---------- Record extracts

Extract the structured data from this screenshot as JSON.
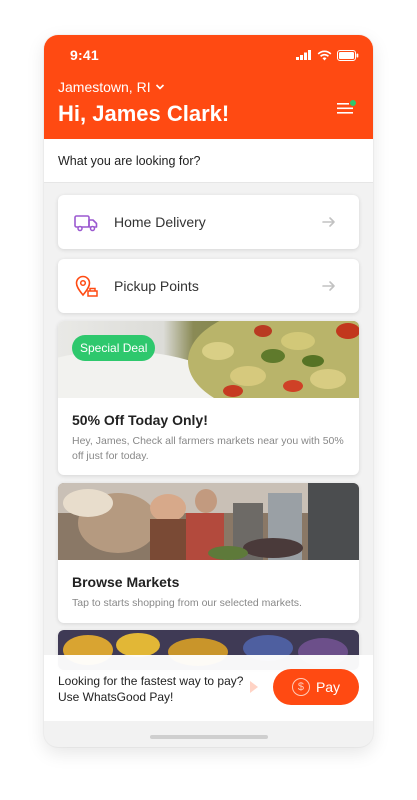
{
  "status": {
    "time": "9:41"
  },
  "header": {
    "location": "Jamestown, RI",
    "greeting": "Hi, James Clark!"
  },
  "search": {
    "label": "What you are looking for?"
  },
  "options": [
    {
      "label": "Home Delivery",
      "icon": "delivery-truck-icon"
    },
    {
      "label": "Pickup Points",
      "icon": "pickup-pin-icon"
    }
  ],
  "cards": [
    {
      "badge": "Special Deal",
      "title": "50% Off Today Only!",
      "subtitle": "Hey, James, Check all farmers markets near you with 50% off just for today."
    },
    {
      "title": "Browse Markets",
      "subtitle": "Tap to starts shopping from our selected markets."
    }
  ],
  "pay_banner": {
    "text": "Looking for the fastest way to pay? Use WhatsGood Pay!",
    "button_label": "Pay",
    "coin_symbol": "$"
  },
  "colors": {
    "brand": "#ff4a12",
    "accent_green": "#2ec86d",
    "icon_purple": "#9b59d0"
  }
}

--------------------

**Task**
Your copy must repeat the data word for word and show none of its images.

**Expected answer**
Extract the structured data from this screenshot as JSON.
{
  "status": {
    "time": "9:41"
  },
  "header": {
    "location": "Jamestown, RI",
    "greeting": "Hi, James Clark!"
  },
  "search": {
    "label": "What you are looking for?"
  },
  "options": [
    {
      "label": "Home Delivery",
      "icon": "delivery-truck-icon"
    },
    {
      "label": "Pickup Points",
      "icon": "pickup-pin-icon"
    }
  ],
  "cards": [
    {
      "badge": "Special Deal",
      "title": "50% Off Today Only!",
      "subtitle": "Hey, James, Check all farmers markets near you with 50% off just for today."
    },
    {
      "title": "Browse Markets",
      "subtitle": "Tap to starts shopping from our selected markets."
    }
  ],
  "pay_banner": {
    "text": "Looking for the fastest way to pay? Use WhatsGood Pay!",
    "button_label": "Pay",
    "coin_symbol": "$"
  },
  "colors": {
    "brand": "#ff4a12",
    "accent_green": "#2ec86d",
    "icon_purple": "#9b59d0"
  }
}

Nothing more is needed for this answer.